Records to process =

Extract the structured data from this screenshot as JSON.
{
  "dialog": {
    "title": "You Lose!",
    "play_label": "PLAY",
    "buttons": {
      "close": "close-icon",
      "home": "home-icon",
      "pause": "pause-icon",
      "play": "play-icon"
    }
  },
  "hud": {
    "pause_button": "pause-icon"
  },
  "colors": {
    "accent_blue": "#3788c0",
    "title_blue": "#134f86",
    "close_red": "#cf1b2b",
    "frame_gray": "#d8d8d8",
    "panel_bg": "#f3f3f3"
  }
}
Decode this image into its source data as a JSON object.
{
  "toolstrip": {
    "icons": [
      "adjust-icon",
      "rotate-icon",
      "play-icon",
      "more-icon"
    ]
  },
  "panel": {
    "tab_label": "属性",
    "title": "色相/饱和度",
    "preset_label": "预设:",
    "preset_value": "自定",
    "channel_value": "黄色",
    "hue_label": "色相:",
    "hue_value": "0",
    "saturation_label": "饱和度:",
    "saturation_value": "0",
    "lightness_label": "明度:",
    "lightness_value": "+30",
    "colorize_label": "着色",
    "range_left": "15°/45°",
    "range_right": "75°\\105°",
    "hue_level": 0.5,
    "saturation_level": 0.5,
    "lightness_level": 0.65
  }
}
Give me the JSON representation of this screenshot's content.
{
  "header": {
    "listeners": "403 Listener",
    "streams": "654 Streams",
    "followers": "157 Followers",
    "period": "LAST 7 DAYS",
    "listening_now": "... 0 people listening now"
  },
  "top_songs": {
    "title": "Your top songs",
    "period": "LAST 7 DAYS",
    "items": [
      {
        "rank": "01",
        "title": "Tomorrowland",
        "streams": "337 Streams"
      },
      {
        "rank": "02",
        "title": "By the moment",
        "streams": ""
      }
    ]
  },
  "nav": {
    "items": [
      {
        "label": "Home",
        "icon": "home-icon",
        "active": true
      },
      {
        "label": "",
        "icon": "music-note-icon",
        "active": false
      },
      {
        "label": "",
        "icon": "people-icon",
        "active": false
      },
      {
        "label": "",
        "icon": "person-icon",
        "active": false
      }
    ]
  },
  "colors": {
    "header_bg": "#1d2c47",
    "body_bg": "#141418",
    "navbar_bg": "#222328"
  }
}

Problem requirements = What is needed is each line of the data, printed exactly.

Output =
Extract the structured data from this screenshot as JSON.
{
  "dialog": {
    "title": "You Lose!",
    "play_label": "PLAY",
    "buttons": {
      "close": "close-icon",
      "home": "home-icon",
      "pause": "pause-icon",
      "play": "play-icon"
    }
  },
  "hud": {
    "pause_button": "pause-icon"
  },
  "colors": {
    "accent_blue": "#3788c0",
    "title_blue": "#134f86",
    "close_red": "#cf1b2b",
    "frame_gray": "#d8d8d8",
    "panel_bg": "#f3f3f3"
  }
}
Decode this image into its source data as a JSON object.
{
  "toolstrip": {
    "icons": [
      "adjust-icon",
      "rotate-icon",
      "play-icon",
      "more-icon"
    ]
  },
  "panel": {
    "tab_label": "属性",
    "title": "色相/饱和度",
    "preset_label": "预设:",
    "preset_value": "自定",
    "channel_value": "黄色",
    "hue_label": "色相:",
    "hue_value": "0",
    "saturation_label": "饱和度:",
    "saturation_value": "0",
    "lightness_label": "明度:",
    "lightness_value": "+30",
    "colorize_label": "着色",
    "range_left": "15°/45°",
    "range_right": "75°\\105°",
    "hue_level": 0.5,
    "saturation_level": 0.5,
    "lightness_level": 0.65
  }
}
Give me the JSON representation of this screenshot's content.
{
  "header": {
    "listeners": "403 Listener",
    "streams": "654 Streams",
    "followers": "157 Followers",
    "period": "LAST 7 DAYS",
    "listening_now": "... 0 people listening now"
  },
  "top_songs": {
    "title": "Your top songs",
    "period": "LAST 7 DAYS",
    "items": [
      {
        "rank": "01",
        "title": "Tomorrowland",
        "streams": "337 Streams"
      },
      {
        "rank": "02",
        "title": "By the moment",
        "streams": ""
      }
    ]
  },
  "nav": {
    "items": [
      {
        "label": "Home",
        "icon": "home-icon",
        "active": true
      },
      {
        "label": "",
        "icon": "music-note-icon",
        "active": false
      },
      {
        "label": "",
        "icon": "people-icon",
        "active": false
      },
      {
        "label": "",
        "icon": "person-icon",
        "active": false
      }
    ]
  },
  "colors": {
    "header_bg": "#1d2c47",
    "body_bg": "#141418",
    "navbar_bg": "#222328"
  }
}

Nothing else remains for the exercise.